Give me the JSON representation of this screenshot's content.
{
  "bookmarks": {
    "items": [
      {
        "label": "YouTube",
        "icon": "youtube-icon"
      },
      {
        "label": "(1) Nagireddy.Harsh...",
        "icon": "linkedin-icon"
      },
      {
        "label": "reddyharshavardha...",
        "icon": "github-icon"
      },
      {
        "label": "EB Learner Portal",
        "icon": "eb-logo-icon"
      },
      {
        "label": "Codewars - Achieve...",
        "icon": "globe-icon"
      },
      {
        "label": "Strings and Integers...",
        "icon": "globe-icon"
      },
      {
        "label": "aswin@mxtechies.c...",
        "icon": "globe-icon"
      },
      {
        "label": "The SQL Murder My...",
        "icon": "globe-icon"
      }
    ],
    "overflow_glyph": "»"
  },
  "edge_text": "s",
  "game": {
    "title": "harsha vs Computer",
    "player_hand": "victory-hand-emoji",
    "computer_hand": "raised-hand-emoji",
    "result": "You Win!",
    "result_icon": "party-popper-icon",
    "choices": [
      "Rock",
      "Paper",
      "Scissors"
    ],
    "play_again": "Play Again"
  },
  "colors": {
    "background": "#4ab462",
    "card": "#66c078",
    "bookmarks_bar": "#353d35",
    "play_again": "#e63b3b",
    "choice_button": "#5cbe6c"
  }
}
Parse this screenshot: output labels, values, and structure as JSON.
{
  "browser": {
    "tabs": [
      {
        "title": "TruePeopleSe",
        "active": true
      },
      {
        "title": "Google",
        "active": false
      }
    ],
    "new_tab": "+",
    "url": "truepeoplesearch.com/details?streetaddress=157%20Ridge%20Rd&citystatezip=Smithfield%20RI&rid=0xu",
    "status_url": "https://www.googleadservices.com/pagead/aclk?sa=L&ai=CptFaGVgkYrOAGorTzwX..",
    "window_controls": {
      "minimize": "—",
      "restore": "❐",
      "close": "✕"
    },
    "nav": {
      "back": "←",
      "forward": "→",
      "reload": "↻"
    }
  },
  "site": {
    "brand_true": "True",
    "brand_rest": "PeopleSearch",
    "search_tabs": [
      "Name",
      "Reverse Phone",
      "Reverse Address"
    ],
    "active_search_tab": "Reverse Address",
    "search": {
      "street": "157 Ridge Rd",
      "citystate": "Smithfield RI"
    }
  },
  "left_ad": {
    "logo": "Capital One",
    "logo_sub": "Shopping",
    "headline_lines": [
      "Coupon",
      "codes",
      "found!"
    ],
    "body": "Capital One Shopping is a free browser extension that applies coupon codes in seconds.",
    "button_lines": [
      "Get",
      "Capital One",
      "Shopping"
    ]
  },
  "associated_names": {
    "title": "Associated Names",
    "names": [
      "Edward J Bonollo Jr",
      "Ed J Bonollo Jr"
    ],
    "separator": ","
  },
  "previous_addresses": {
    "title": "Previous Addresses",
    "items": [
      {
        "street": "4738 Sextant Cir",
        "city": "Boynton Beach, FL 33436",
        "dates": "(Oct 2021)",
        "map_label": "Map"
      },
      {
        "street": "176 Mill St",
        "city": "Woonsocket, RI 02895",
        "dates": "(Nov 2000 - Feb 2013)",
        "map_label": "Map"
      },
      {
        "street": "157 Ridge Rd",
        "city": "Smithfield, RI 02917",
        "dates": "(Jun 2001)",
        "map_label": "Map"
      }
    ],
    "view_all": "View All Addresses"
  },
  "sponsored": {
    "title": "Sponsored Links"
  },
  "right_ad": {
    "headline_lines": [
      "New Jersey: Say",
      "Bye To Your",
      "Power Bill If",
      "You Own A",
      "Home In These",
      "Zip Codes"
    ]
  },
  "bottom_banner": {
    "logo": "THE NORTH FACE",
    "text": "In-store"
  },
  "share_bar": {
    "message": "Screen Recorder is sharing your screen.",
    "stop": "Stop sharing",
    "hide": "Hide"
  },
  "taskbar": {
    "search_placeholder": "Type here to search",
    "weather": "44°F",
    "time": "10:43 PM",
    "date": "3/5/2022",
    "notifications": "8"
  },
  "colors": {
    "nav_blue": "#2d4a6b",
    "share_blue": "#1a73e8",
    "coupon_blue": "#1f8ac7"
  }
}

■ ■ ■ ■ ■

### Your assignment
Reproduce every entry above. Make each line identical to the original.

### Finished exercise
Give me the JSON representation of this screenshot's content.
{
  "bookmarks": {
    "items": [
      {
        "label": "YouTube",
        "icon": "youtube-icon"
      },
      {
        "label": "(1) Nagireddy.Harsh...",
        "icon": "linkedin-icon"
      },
      {
        "label": "reddyharshavardha...",
        "icon": "github-icon"
      },
      {
        "label": "EB Learner Portal",
        "icon": "eb-logo-icon"
      },
      {
        "label": "Codewars - Achieve...",
        "icon": "globe-icon"
      },
      {
        "label": "Strings and Integers...",
        "icon": "globe-icon"
      },
      {
        "label": "aswin@mxtechies.c...",
        "icon": "globe-icon"
      },
      {
        "label": "The SQL Murder My...",
        "icon": "globe-icon"
      }
    ],
    "overflow_glyph": "»"
  },
  "edge_text": "s",
  "game": {
    "title": "harsha vs Computer",
    "player_hand": "victory-hand-emoji",
    "computer_hand": "raised-hand-emoji",
    "result": "You Win!",
    "result_icon": "party-popper-icon",
    "choices": [
      "Rock",
      "Paper",
      "Scissors"
    ],
    "play_again": "Play Again"
  },
  "colors": {
    "background": "#4ab462",
    "card": "#66c078",
    "bookmarks_bar": "#353d35",
    "play_again": "#e63b3b",
    "choice_button": "#5cbe6c"
  }
}
Parse this screenshot: output labels, values, and structure as JSON.
{
  "browser": {
    "tabs": [
      {
        "title": "TruePeopleSe",
        "active": true
      },
      {
        "title": "Google",
        "active": false
      }
    ],
    "new_tab": "+",
    "url": "truepeoplesearch.com/details?streetaddress=157%20Ridge%20Rd&citystatezip=Smithfield%20RI&rid=0xu",
    "status_url": "https://www.googleadservices.com/pagead/aclk?sa=L&ai=CptFaGVgkYrOAGorTzwX..",
    "window_controls": {
      "minimize": "—",
      "restore": "❐",
      "close": "✕"
    },
    "nav": {
      "back": "←",
      "forward": "→",
      "reload": "↻"
    }
  },
  "site": {
    "brand_true": "True",
    "brand_rest": "PeopleSearch",
    "search_tabs": [
      "Name",
      "Reverse Phone",
      "Reverse Address"
    ],
    "active_search_tab": "Reverse Address",
    "search": {
      "street": "157 Ridge Rd",
      "citystate": "Smithfield RI"
    }
  },
  "left_ad": {
    "logo": "Capital One",
    "logo_sub": "Shopping",
    "headline_lines": [
      "Coupon",
      "codes",
      "found!"
    ],
    "body": "Capital One Shopping is a free browser extension that applies coupon codes in seconds.",
    "button_lines": [
      "Get",
      "Capital One",
      "Shopping"
    ]
  },
  "associated_names": {
    "title": "Associated Names",
    "names": [
      "Edward J Bonollo Jr",
      "Ed J Bonollo Jr"
    ],
    "separator": ","
  },
  "previous_addresses": {
    "title": "Previous Addresses",
    "items": [
      {
        "street": "4738 Sextant Cir",
        "city": "Boynton Beach, FL 33436",
        "dates": "(Oct 2021)",
        "map_label": "Map"
      },
      {
        "street": "176 Mill St",
        "city": "Woonsocket, RI 02895",
        "dates": "(Nov 2000 - Feb 2013)",
        "map_label": "Map"
      },
      {
        "street": "157 Ridge Rd",
        "city": "Smithfield, RI 02917",
        "dates": "(Jun 2001)",
        "map_label": "Map"
      }
    ],
    "view_all": "View All Addresses"
  },
  "sponsored": {
    "title": "Sponsored Links"
  },
  "right_ad": {
    "headline_lines": [
      "New Jersey: Say",
      "Bye To Your",
      "Power Bill If",
      "You Own A",
      "Home In These",
      "Zip Codes"
    ]
  },
  "bottom_banner": {
    "logo": "THE NORTH FACE",
    "text": "In-store"
  },
  "share_bar": {
    "message": "Screen Recorder is sharing your screen.",
    "stop": "Stop sharing",
    "hide": "Hide"
  },
  "taskbar": {
    "search_placeholder": "Type here to search",
    "weather": "44°F",
    "time": "10:43 PM",
    "date": "3/5/2022",
    "notifications": "8"
  },
  "colors": {
    "nav_blue": "#2d4a6b",
    "share_blue": "#1a73e8",
    "coupon_blue": "#1f8ac7"
  }
}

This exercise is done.